There have been few Soweto derbies without the requisite pre-match hype and all-consuming expectation. Equally, there have been few that have lived up to all the fanfare. Most, certainly in the past decade, have been snore fests, which is born out by the statistics.
None of the last nine derbies between Kaizer Chiefs and Orlando Pirates has produced more than two goals and five of them have finished in draws. But this Saturday has the potential to break the mould and finally deliver the kind of excitement the usually packed crowds seek.
Kaizer Chiefs will bring a new attacking approach, which has been missing in recent years, and Orlando Pirates are capable of either an emboldened showing or a limp concession – such has been the unpredictability they have achieved with markedly inconsistent form.
There is no doubt the upcoming African Confederation Cup weighs heavily on the Buccaneers, whose domestic league showings have been appalling but also find themselves in the semifinal of the Telkom Knockout.

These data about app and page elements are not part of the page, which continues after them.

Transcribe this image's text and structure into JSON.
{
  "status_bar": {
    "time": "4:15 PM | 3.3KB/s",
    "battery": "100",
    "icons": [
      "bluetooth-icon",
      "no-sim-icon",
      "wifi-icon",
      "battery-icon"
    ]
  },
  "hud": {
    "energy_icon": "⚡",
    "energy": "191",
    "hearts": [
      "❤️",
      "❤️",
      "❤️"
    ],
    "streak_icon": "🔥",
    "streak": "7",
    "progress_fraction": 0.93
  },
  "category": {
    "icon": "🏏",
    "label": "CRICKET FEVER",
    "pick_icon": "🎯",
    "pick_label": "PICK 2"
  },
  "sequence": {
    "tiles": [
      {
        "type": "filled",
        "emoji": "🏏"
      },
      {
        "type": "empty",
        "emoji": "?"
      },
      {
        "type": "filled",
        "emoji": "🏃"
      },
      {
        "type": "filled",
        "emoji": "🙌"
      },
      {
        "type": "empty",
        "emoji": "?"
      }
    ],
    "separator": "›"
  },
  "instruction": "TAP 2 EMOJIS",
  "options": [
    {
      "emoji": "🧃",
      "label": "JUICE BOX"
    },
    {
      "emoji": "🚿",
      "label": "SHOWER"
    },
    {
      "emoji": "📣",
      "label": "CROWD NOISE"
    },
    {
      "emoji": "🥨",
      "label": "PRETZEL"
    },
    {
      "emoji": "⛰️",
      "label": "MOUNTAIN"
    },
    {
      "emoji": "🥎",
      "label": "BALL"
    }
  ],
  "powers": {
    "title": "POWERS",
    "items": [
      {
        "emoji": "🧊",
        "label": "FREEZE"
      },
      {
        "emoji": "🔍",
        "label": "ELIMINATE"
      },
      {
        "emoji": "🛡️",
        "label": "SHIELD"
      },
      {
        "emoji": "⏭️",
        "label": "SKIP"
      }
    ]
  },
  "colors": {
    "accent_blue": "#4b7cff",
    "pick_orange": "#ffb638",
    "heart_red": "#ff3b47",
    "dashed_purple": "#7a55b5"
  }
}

Coach Eric Tinkler is living on borrowed time with a departure predicted for December after the conclusion of the pan-African campaign if he does not manage to turn around matters in domestic competition.
Pirates’ players look burnt out and the injury list is mounting as the exertions of balancing playing in continental competition with that of a tight Premier Soccer League schedule take their toll.
Injured midfield maestro Oupa Manyisa is unlikely to be back before the end of the year; goalkeeper Brighton Mhlongo is still weeks from making a return; Sifiso Myeni was hurt in a horror tackle last week; and Happy Jele went off in Wednesday night’s surprise home defeat to Lamontville Golden Arrows.
But, time after time, Pirates manage to rise above the setbacks and turn in a warrior-like performance. Increasingly, they seem to be saving it for the big occasions, as witnessed during the Confederation Cup campaign, and, after the misery of local results in recent weeks, are set for something heroic.
Chiefs start as favourites, buoyed by two wins in recent matches against Mpumalanga Black Aces (in both cup and league action), where Steve Komphela had his tactical acumen constantly tested by the machinations of opposition coach Muhsin Ertugral, and came up with a solution almost every time to ensure Chiefs won both times.
Komphela, since arriving at the start of the season, has struggled to effectively make the switch in Chiefs’ approach from the transitional, counterattacking game favoured by his predecessor Stuart Baxter to a much more expansive approach.
They have got the creation of goal-scoring chances spot on but have been let down by poor finishing and the occasional defensive muddle, although it must be added that no team has conceded as few goals so far this season as Chiefs.
Saturday at Soccer City therefore promises to be less cagey and shackled in comparison to previous clashes and might just provide a memorable afternoon’s entertainment.
It is to be followed by a second meeting next Saturday in the semifinal of the Telkom Knockout.
It is rare to have the Soweto derby on successive weekends and in austere economic climes presents a predicament for supporters who might only be able to watch one of the two.
History suggests the Cup clash will prove more attractive and could therefore pull spectators away from this Saturday’s clash.